### Work order
Output the records precisely as they stand. Pictures are to be skipped.

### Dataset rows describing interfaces
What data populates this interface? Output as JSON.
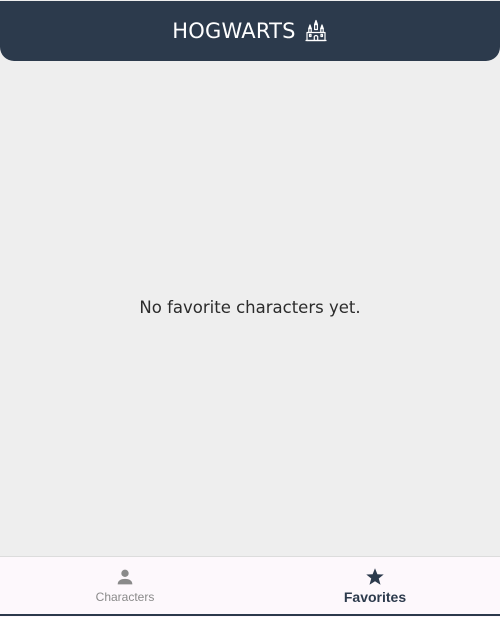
{
  "header": {
    "title": "HOGWARTS",
    "icon": "castle-icon"
  },
  "main": {
    "empty_message": "No favorite characters yet."
  },
  "bottom_nav": {
    "items": [
      {
        "label": "Characters",
        "icon": "person-icon",
        "active": false
      },
      {
        "label": "Favorites",
        "icon": "star-icon",
        "active": true
      }
    ]
  },
  "colors": {
    "header_bg": "#2c3a4c",
    "page_bg": "#eeeeee",
    "nav_bg": "#fdf8fc",
    "active": "#2c3a4c",
    "inactive": "#8a8a8a"
  }
}
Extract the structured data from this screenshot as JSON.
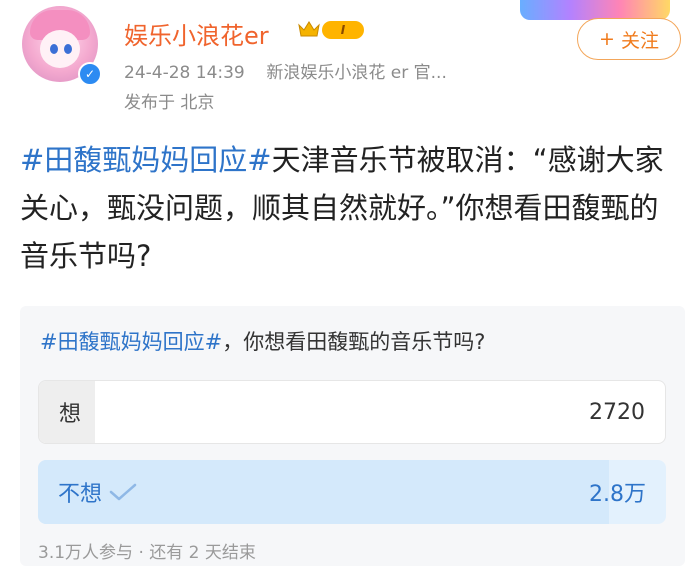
{
  "header": {
    "username": "娱乐小浪花er",
    "level_badge": "I",
    "timestamp": "24-4-28 14:39",
    "source": "新浪娱乐小浪花 er 官...",
    "location": "发布于 北京",
    "follow_label": "关注",
    "follow_icon": "+"
  },
  "post": {
    "hashtag": "#田馥甄妈妈回应#",
    "text": "天津音乐节被取消：“感谢大家关心，甄没问题，顺其自然就好。”你想看田馥甄的音乐节吗?"
  },
  "poll": {
    "hashtag": "#田馥甄妈妈回应#",
    "question": "，你想看田馥甄的音乐节吗?",
    "options": [
      {
        "label": "想",
        "count": "2720",
        "fraction": 0.09,
        "selected": false
      },
      {
        "label": "不想",
        "count": "2.8万",
        "fraction": 0.91,
        "selected": true
      }
    ],
    "footer": "3.1万人参与 · 还有 2 天结束"
  },
  "colors": {
    "username": "#f0642d",
    "link": "#2e74c9",
    "follow": "#f07b1d",
    "selected_bg": "#e3f1fd"
  }
}
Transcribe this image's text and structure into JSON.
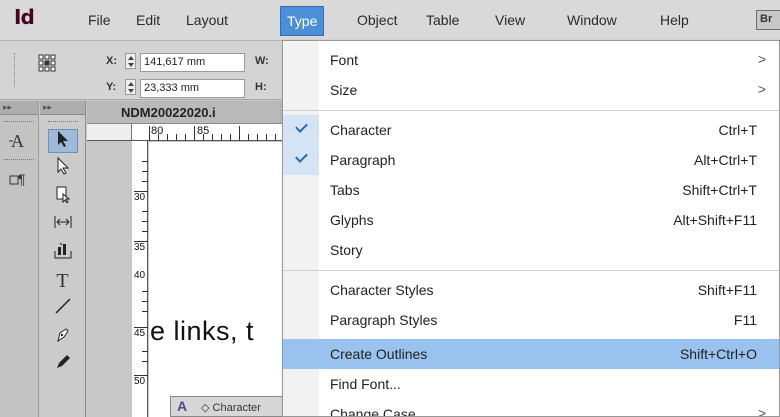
{
  "app": {
    "logo": "Id",
    "bridge_badge": "Br"
  },
  "menubar": {
    "items": [
      "File",
      "Edit",
      "Layout",
      "Type",
      "Object",
      "Table",
      "View",
      "Window",
      "Help"
    ],
    "active": "Type"
  },
  "control_panel": {
    "x_label": "X:",
    "x_value": "141,617 mm",
    "y_label": "Y:",
    "y_value": "23,333 mm",
    "w_label": "W:",
    "h_label": "H:"
  },
  "document": {
    "tab_title": "NDM20022020.i",
    "ruler_h": [
      "80",
      "85"
    ],
    "ruler_v": [
      "30",
      "35",
      "40",
      "45",
      "50"
    ],
    "body_text": "e links, t",
    "char_panel_label": "◇ Character"
  },
  "type_menu": {
    "items": [
      {
        "label": "Font",
        "shortcut": "",
        "submenu": true,
        "checked": false
      },
      {
        "label": "Size",
        "shortcut": "",
        "submenu": true,
        "checked": false
      },
      {
        "label": "Character",
        "shortcut": "Ctrl+T",
        "submenu": false,
        "checked": true
      },
      {
        "label": "Paragraph",
        "shortcut": "Alt+Ctrl+T",
        "submenu": false,
        "checked": true
      },
      {
        "label": "Tabs",
        "shortcut": "Shift+Ctrl+T",
        "submenu": false,
        "checked": false
      },
      {
        "label": "Glyphs",
        "shortcut": "Alt+Shift+F11",
        "submenu": false,
        "checked": false
      },
      {
        "label": "Story",
        "shortcut": "",
        "submenu": false,
        "checked": false
      },
      {
        "label": "Character Styles",
        "shortcut": "Shift+F11",
        "submenu": false,
        "checked": false
      },
      {
        "label": "Paragraph Styles",
        "shortcut": "F11",
        "submenu": false,
        "checked": false
      },
      {
        "label": "Create Outlines",
        "shortcut": "Shift+Ctrl+O",
        "submenu": false,
        "checked": false,
        "highlighted": true
      },
      {
        "label": "Find Font...",
        "shortcut": "",
        "submenu": false,
        "checked": false
      },
      {
        "label": "Change Case",
        "shortcut": "",
        "submenu": true,
        "checked": false
      }
    ]
  },
  "icons": {
    "reference_point": "reference-point-icon",
    "selection": "selection-tool-icon",
    "direct_selection": "direct-selection-tool-icon",
    "page": "page-tool-icon",
    "gap": "gap-tool-icon",
    "content_collector": "content-collector-icon",
    "type": "type-tool-icon",
    "line": "line-tool-icon",
    "pen": "pen-tool-icon",
    "pencil": "pencil-tool-icon"
  },
  "colors": {
    "menu_highlight": "#99c3ee",
    "active_menu": "#4b8fd6",
    "logo": "#49021f"
  }
}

### Response to the task
What data populates this interface? Output as JSON.
{
  "header": {
    "title": "HOGWARTS",
    "icon": "castle-icon"
  },
  "main": {
    "empty_message": "No favorite characters yet."
  },
  "bottom_nav": {
    "items": [
      {
        "label": "Characters",
        "icon": "person-icon",
        "active": false
      },
      {
        "label": "Favorites",
        "icon": "star-icon",
        "active": true
      }
    ]
  },
  "colors": {
    "header_bg": "#2c3a4c",
    "page_bg": "#eeeeee",
    "nav_bg": "#fdf8fc",
    "active": "#2c3a4c",
    "inactive": "#8a8a8a"
  }
}
Extract the structured data from this screenshot as JSON.
{
  "header": {
    "username": "娱乐小浪花er",
    "level_badge": "I",
    "timestamp": "24-4-28 14:39",
    "source": "新浪娱乐小浪花 er 官...",
    "location": "发布于 北京",
    "follow_label": "关注",
    "follow_icon": "+"
  },
  "post": {
    "hashtag": "#田馥甄妈妈回应#",
    "text": "天津音乐节被取消：“感谢大家关心，甄没问题，顺其自然就好。”你想看田馥甄的音乐节吗?"
  },
  "poll": {
    "hashtag": "#田馥甄妈妈回应#",
    "question": "，你想看田馥甄的音乐节吗?",
    "options": [
      {
        "label": "想",
        "count": "2720",
        "fraction": 0.09,
        "selected": false
      },
      {
        "label": "不想",
        "count": "2.8万",
        "fraction": 0.91,
        "selected": true
      }
    ],
    "footer": "3.1万人参与 · 还有 2 天结束"
  },
  "colors": {
    "username": "#f0642d",
    "link": "#2e74c9",
    "follow": "#f07b1d",
    "selected_bg": "#e3f1fd"
  }
}
Transcribe this image's text and structure into JSON.
{
  "app": {
    "logo": "Id",
    "bridge_badge": "Br"
  },
  "menubar": {
    "items": [
      "File",
      "Edit",
      "Layout",
      "Type",
      "Object",
      "Table",
      "View",
      "Window",
      "Help"
    ],
    "active": "Type"
  },
  "control_panel": {
    "x_label": "X:",
    "x_value": "141,617 mm",
    "y_label": "Y:",
    "y_value": "23,333 mm",
    "w_label": "W:",
    "h_label": "H:"
  },
  "document": {
    "tab_title": "NDM20022020.i",
    "ruler_h": [
      "80",
      "85"
    ],
    "ruler_v": [
      "30",
      "35",
      "40",
      "45",
      "50"
    ],
    "body_text": "e links, t",
    "char_panel_label": "◇ Character"
  },
  "type_menu": {
    "items": [
      {
        "label": "Font",
        "shortcut": "",
        "submenu": true,
        "checked": false
      },
      {
        "label": "Size",
        "shortcut": "",
        "submenu": true,
        "checked": false
      },
      {
        "label": "Character",
        "shortcut": "Ctrl+T",
        "submenu": false,
        "checked": true
      },
      {
        "label": "Paragraph",
        "shortcut": "Alt+Ctrl+T",
        "submenu": false,
        "checked": true
      },
      {
        "label": "Tabs",
        "shortcut": "Shift+Ctrl+T",
        "submenu": false,
        "checked": false
      },
      {
        "label": "Glyphs",
        "shortcut": "Alt+Shift+F11",
        "submenu": false,
        "checked": false
      },
      {
        "label": "Story",
        "shortcut": "",
        "submenu": false,
        "checked": false
      },
      {
        "label": "Character Styles",
        "shortcut": "Shift+F11",
        "submenu": false,
        "checked": false
      },
      {
        "label": "Paragraph Styles",
        "shortcut": "F11",
        "submenu": false,
        "checked": false
      },
      {
        "label": "Create Outlines",
        "shortcut": "Shift+Ctrl+O",
        "submenu": false,
        "checked": false,
        "highlighted": true
      },
      {
        "label": "Find Font...",
        "shortcut": "",
        "submenu": false,
        "checked": false
      },
      {
        "label": "Change Case",
        "shortcut": "",
        "submenu": true,
        "checked": false
      }
    ]
  },
  "icons": {
    "reference_point": "reference-point-icon",
    "selection": "selection-tool-icon",
    "direct_selection": "direct-selection-tool-icon",
    "page": "page-tool-icon",
    "gap": "gap-tool-icon",
    "content_collector": "content-collector-icon",
    "type": "type-tool-icon",
    "line": "line-tool-icon",
    "pen": "pen-tool-icon",
    "pencil": "pencil-tool-icon"
  },
  "colors": {
    "menu_highlight": "#99c3ee",
    "active_menu": "#4b8fd6",
    "logo": "#49021f"
  }
}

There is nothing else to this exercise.